The popular bench outside Blackbird Bakery has been replaced with one made of Bainbridge wood and brawn.

Island woodworker Steve Trick and blacksmith Ryan Landworth teamed up to build the hand-forged iron and bronze bench for one of Winslow’s most popular streetside hangouts.

The wood was cut from a black locust tree felled on Bainbridge.

Trick and Landworth donated about $3,000 worth of labor and materials to build the 10-foot-long, 600-pound bench for Blackbird.

“It brings a sense of groundedness and an organic feel to Winslow Way,” Landworth said.

Winslow, the “little Beirut?”

King 5 News had a piece late last week about the Winslow Way reconstruction project.

Reporter Eric Wilkinson found only discontent among the shoppers, tourists and business owners he spoke with.

One woman went so far as to call Winslow our “little Beirut.”

Another voice noted that shoppers would need the help of Sacajawea to navigate the maze of construction work.

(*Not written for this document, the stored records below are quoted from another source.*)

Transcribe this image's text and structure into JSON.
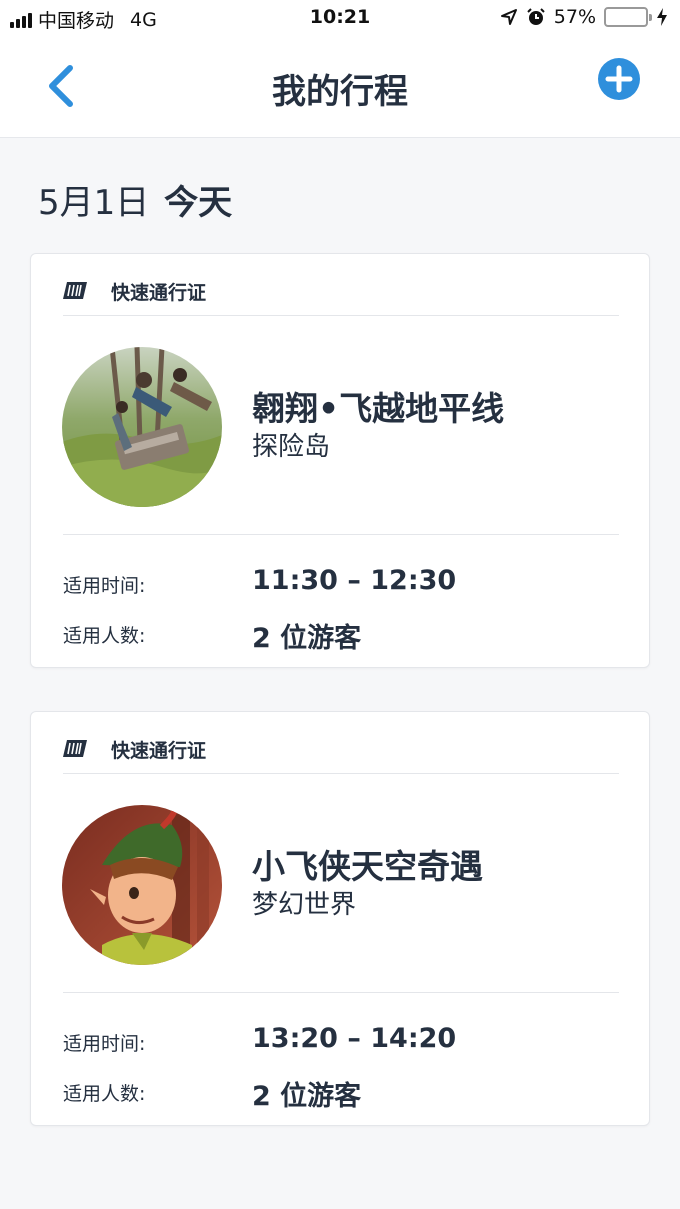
{
  "status_bar": {
    "carrier": "中国移动",
    "network": "4G",
    "time": "10:21",
    "battery_percent": "57%",
    "battery_level": 0.57
  },
  "nav": {
    "title": "我的行程",
    "back_icon": "chevron-left-icon",
    "add_icon": "plus-circle-icon",
    "accent_color": "#2f8fdc"
  },
  "date_heading": {
    "date": "5月1日",
    "today": "今天"
  },
  "passes": [
    {
      "type": "快速通行证",
      "attraction": "翱翔•飞越地平线",
      "area": "探险岛",
      "time_label": "适用时间:",
      "time_value": "11:30 – 12:30",
      "guests_label": "适用人数:",
      "guests_value": "2 位游客"
    },
    {
      "type": "快速通行证",
      "attraction": "小飞侠天空奇遇",
      "area": "梦幻世界",
      "time_label": "适用时间:",
      "time_value": "13:20 – 14:20",
      "guests_label": "适用人数:",
      "guests_value": "2 位游客"
    }
  ]
}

The video is below.

Winslow Way closures

Both lanes of Winslow Way between Town & Country Market and Madison Avenue are now closed between 5 a.m. and 3 p.m. weekdays.

Traffic is being re-routed through the T&C parking lot to Bjune Drive.

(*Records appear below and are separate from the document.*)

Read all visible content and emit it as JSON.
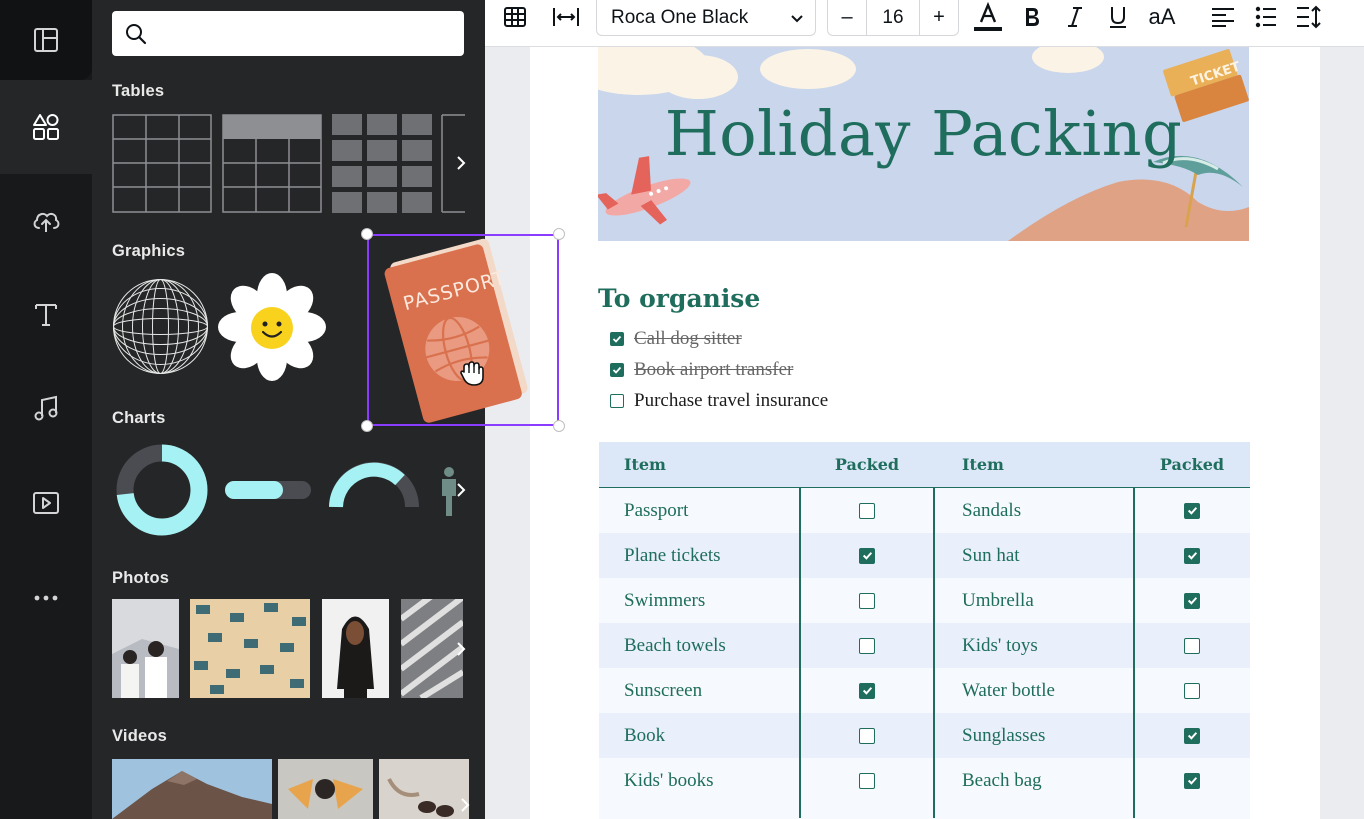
{
  "toolbar": {
    "font_name": "Roca One Black",
    "font_size": "16",
    "decrease_label": "–",
    "increase_label": "+",
    "case_label": "aA"
  },
  "sidebar": {
    "sections": {
      "tables": "Tables",
      "graphics": "Graphics",
      "charts": "Charts",
      "photos": "Photos",
      "videos": "Videos"
    },
    "graphics_items": {
      "passport_text": "PASSPORT"
    }
  },
  "document": {
    "banner_title": "Holiday Packing",
    "ticket_text": "TICKET",
    "organise_heading": "To organise",
    "todos": [
      {
        "text": "Call dog sitter",
        "checked": true
      },
      {
        "text": "Book airport transfer",
        "checked": true
      },
      {
        "text": "Purchase travel insurance",
        "checked": false
      }
    ],
    "table": {
      "headers": [
        "Item",
        "Packed",
        "Item",
        "Packed"
      ],
      "rows": [
        {
          "left_item": "Passport",
          "left_packed": false,
          "right_item": "Sandals",
          "right_packed": true
        },
        {
          "left_item": "Plane tickets",
          "left_packed": true,
          "right_item": "Sun hat",
          "right_packed": true
        },
        {
          "left_item": "Swimmers",
          "left_packed": false,
          "right_item": "Umbrella",
          "right_packed": true
        },
        {
          "left_item": "Beach towels",
          "left_packed": false,
          "right_item": "Kids' toys",
          "right_packed": false
        },
        {
          "left_item": "Sunscreen",
          "left_packed": true,
          "right_item": "Water bottle",
          "right_packed": false
        },
        {
          "left_item": "Book",
          "left_packed": false,
          "right_item": "Sunglasses",
          "right_packed": true
        },
        {
          "left_item": "Kids' books",
          "left_packed": false,
          "right_item": "Beach bag",
          "right_packed": true
        }
      ]
    }
  },
  "colors": {
    "accent_green": "#1f6d5c",
    "selection_purple": "#8b3dff",
    "rail_bg": "#18191b",
    "panel_bg": "#252627",
    "banner_bg": "#c9d6ec",
    "chart_cyan": "#a6f1f4",
    "passport_orange": "#d9714e"
  },
  "icons": {
    "rail": [
      "layout-icon",
      "elements-icon",
      "upload-cloud-icon",
      "text-icon",
      "music-icon",
      "video-icon",
      "more-icon"
    ],
    "toolbar": [
      "table-icon",
      "spacing-icon",
      "text-color-icon",
      "bold-icon",
      "italic-icon",
      "underline-icon",
      "align-left-icon",
      "bullet-list-icon",
      "line-spacing-icon"
    ]
  }
}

The city has not specified when Winslow Way will re-open for weekday traffic.

The closure will enable work crews to start replacing a storm sewer main. Installation of the main will improve drainage on the south side of the street, where rain has caused puddling and seepage problems, according to the city.

“This re-routing of traffic is a decision that we take very seriously, and one which we believe will help us make up for lost time due to weather conditions,” project administrator Chris Wierzbicki said in a statement.

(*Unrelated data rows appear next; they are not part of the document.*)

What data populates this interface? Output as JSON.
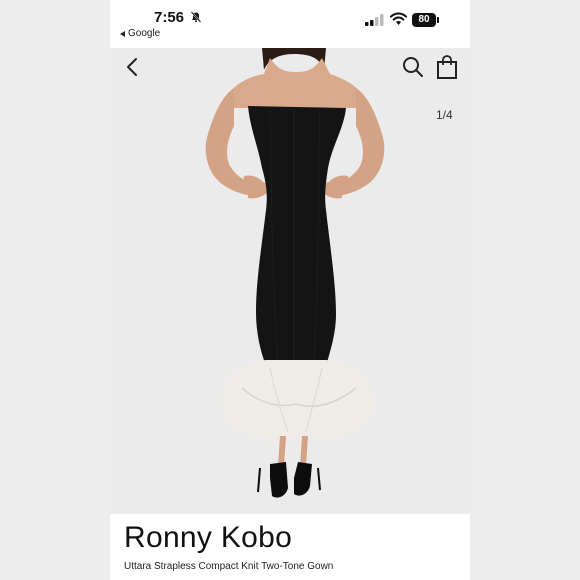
{
  "status_bar": {
    "time": "7:56",
    "back_app_label": "Google",
    "battery_level": "80",
    "icons": [
      "bell-slash-icon",
      "signal-icon",
      "wifi-icon",
      "battery-icon"
    ]
  },
  "product_header": {
    "icons": [
      "back-arrow-icon",
      "search-icon",
      "shopping-bag-icon"
    ]
  },
  "gallery": {
    "pager": "1/4"
  },
  "product": {
    "brand": "Ronny Kobo",
    "name": "Uttara Strapless Compact Knit Two-Tone Gown"
  },
  "colors": {
    "background": "#ebebeb",
    "dress_black": "#141414",
    "ruffle_white": "#efece6",
    "text": "#111111"
  }
}
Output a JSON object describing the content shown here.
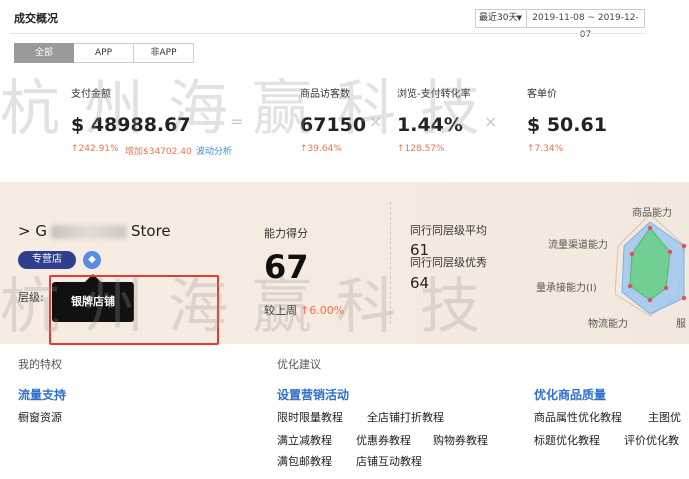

The south Winslow Way lane will is open after 3 p.m. and all day on weekends.

The city will open up 13 more parking spaces for public use at the City Hall parking lot on Monday to ease downtown parking problems.

For more information about the project, visit winslowstreetsmarts.com.